(Website and app data records)
============================================================

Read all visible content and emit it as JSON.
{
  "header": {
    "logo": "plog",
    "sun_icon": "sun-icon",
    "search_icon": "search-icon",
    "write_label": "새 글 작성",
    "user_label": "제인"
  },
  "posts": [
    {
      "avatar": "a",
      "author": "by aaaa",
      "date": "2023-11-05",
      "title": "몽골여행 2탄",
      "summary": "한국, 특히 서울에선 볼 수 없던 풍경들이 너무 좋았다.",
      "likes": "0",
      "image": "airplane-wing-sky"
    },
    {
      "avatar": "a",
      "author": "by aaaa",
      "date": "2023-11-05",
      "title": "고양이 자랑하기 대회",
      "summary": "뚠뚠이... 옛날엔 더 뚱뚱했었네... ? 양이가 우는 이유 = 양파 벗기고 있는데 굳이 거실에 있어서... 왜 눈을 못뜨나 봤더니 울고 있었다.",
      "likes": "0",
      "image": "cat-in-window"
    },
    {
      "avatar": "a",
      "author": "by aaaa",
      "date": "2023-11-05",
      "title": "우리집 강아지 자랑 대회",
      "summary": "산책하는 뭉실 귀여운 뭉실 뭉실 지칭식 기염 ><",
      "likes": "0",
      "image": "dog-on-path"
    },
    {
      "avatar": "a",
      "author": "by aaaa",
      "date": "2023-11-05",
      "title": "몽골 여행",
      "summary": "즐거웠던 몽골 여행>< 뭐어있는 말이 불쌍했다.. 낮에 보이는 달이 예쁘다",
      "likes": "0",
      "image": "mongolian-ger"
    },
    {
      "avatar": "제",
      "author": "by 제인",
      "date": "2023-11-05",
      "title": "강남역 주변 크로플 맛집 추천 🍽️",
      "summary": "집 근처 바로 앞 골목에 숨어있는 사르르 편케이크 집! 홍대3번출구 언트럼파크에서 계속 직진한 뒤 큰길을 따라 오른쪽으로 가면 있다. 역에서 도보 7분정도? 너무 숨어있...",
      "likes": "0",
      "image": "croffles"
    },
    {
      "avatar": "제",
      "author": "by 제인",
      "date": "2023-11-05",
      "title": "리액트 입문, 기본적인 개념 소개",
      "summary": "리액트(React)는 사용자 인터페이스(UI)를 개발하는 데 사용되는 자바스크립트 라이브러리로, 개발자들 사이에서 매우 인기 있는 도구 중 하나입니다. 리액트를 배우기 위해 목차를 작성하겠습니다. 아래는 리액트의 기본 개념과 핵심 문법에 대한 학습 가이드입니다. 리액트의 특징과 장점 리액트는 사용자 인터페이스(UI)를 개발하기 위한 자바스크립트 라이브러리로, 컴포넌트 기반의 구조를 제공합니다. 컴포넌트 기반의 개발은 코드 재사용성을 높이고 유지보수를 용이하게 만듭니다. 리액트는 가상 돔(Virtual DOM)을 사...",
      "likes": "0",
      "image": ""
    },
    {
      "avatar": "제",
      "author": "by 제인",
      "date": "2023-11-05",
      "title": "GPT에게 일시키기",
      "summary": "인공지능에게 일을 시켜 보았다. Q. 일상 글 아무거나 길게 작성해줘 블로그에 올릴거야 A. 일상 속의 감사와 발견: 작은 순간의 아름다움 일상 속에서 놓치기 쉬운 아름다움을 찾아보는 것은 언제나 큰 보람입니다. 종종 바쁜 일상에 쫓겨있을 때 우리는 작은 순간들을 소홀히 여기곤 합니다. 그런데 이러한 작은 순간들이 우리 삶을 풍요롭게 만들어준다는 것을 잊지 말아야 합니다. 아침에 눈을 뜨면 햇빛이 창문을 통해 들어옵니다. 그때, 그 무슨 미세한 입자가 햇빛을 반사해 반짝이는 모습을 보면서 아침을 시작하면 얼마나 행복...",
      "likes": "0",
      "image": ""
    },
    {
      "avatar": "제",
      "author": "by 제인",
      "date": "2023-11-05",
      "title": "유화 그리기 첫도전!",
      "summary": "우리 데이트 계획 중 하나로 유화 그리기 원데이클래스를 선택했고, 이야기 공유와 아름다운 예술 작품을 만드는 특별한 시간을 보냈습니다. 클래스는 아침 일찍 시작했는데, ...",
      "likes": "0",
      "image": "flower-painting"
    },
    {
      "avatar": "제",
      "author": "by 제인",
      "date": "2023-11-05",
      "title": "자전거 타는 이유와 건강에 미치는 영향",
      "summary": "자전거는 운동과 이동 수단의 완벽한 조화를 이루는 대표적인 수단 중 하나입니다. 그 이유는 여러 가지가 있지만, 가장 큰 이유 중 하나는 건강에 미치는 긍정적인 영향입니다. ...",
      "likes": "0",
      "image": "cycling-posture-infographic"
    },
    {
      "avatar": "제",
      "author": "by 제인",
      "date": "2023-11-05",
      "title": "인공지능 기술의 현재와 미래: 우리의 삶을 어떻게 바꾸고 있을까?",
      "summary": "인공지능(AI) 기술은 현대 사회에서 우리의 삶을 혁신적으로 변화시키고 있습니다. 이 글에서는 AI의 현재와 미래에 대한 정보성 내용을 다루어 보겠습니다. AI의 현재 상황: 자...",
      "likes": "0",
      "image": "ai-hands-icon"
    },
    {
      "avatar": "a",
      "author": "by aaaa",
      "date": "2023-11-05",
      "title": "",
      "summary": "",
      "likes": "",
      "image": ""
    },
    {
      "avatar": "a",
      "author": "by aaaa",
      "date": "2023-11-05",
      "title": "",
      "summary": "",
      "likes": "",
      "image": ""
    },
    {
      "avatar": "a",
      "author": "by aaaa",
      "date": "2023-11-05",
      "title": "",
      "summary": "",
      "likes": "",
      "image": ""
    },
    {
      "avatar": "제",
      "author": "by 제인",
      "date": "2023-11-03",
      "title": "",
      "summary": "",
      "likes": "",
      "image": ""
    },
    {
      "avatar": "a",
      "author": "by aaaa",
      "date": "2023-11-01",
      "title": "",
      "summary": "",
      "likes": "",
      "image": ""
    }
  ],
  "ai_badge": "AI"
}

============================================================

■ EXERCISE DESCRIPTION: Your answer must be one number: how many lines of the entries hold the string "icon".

■ EXERCISE ANSWER: 3